**What this task involves**
I need each line of the entries below that includes the string "extra".

Records from a collection
________________________

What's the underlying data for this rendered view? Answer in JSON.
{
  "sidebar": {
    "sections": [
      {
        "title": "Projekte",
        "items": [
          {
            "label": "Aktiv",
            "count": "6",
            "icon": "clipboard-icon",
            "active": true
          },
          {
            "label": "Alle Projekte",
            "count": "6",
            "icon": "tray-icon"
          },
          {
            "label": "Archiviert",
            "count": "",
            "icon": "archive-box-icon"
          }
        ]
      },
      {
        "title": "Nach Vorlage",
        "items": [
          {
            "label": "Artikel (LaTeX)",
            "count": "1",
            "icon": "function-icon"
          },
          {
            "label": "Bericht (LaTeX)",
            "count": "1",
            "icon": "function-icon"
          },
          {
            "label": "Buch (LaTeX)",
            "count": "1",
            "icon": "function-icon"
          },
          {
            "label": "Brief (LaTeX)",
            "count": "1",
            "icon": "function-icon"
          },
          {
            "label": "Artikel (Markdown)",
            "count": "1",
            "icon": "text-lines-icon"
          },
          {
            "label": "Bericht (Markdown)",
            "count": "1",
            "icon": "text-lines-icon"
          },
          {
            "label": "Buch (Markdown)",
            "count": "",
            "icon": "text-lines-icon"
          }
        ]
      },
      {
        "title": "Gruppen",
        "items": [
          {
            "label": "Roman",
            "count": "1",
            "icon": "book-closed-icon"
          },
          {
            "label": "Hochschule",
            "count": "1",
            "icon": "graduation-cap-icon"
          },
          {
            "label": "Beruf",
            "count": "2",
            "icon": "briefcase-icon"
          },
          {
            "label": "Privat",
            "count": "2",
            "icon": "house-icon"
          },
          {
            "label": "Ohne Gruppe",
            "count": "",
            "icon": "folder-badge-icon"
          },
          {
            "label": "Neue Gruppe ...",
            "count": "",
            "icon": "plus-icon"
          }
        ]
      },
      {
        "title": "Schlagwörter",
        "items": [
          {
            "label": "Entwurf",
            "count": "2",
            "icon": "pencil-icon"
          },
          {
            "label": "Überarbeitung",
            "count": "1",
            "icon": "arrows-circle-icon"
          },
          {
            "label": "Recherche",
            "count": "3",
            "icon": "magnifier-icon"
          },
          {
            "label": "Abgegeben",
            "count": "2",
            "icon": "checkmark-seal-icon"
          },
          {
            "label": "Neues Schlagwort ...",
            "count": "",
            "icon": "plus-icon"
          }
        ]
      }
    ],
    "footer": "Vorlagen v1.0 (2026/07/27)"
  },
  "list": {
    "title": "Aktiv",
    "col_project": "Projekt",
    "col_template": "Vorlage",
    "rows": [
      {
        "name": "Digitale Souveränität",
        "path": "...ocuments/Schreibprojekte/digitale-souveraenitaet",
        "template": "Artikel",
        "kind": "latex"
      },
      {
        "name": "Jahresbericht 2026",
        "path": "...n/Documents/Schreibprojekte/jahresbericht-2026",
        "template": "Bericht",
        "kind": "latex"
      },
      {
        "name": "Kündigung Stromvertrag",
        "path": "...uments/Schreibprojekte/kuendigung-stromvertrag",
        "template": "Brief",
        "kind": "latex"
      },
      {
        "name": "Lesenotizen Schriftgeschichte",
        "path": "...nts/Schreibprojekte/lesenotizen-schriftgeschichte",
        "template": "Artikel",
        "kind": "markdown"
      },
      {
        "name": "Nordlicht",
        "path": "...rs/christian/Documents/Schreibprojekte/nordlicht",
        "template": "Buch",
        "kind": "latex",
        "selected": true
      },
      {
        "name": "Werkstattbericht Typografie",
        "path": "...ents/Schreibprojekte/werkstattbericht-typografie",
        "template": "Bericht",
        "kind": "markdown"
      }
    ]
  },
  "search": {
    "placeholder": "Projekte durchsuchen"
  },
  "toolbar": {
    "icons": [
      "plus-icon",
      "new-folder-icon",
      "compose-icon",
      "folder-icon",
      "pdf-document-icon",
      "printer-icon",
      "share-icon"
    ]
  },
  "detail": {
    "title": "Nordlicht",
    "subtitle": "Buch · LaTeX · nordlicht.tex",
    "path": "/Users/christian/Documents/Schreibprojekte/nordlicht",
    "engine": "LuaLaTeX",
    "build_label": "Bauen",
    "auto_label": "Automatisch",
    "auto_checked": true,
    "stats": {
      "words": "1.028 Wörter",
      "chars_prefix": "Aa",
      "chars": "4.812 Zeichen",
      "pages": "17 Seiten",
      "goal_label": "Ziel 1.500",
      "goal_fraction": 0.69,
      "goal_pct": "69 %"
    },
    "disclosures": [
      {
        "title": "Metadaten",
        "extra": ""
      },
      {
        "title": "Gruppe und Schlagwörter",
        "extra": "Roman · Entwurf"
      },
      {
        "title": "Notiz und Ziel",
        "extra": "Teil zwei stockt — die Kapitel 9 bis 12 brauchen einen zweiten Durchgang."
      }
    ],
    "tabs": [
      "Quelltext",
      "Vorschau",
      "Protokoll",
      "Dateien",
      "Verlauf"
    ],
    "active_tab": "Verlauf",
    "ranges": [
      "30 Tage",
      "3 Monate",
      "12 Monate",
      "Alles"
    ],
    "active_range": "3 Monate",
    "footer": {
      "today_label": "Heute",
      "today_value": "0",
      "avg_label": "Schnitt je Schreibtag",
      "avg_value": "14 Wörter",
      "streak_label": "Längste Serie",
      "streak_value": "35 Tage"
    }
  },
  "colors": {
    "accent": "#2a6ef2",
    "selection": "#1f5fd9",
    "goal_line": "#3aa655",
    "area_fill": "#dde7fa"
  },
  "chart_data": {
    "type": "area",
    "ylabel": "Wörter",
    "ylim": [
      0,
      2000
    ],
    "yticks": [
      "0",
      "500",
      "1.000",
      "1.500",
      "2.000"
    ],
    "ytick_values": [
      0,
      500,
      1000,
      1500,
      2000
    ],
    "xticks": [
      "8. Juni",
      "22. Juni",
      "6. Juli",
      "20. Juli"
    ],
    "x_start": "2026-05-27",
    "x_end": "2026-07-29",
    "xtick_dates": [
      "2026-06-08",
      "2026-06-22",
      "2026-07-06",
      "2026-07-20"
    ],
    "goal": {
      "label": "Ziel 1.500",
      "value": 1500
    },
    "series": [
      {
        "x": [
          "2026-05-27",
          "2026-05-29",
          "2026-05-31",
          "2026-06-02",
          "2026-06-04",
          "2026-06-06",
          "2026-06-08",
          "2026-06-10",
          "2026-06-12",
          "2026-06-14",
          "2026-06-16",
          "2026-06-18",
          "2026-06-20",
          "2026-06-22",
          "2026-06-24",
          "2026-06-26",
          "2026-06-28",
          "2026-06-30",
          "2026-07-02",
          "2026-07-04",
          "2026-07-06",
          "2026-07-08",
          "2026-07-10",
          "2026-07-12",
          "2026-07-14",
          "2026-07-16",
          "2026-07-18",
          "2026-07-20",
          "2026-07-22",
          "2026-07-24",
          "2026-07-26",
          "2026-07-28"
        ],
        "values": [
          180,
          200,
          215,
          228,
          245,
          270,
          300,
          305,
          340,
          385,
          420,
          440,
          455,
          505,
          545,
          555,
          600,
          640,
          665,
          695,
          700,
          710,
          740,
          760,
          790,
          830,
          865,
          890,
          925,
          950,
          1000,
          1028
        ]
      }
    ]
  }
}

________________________

**Task response**
        "extra": ""
        "extra": "Roman · Entwurf"
        "extra": "Teil zwei stockt — die Kapitel 9 bis 12 brauchen einen zweiten Durchgang."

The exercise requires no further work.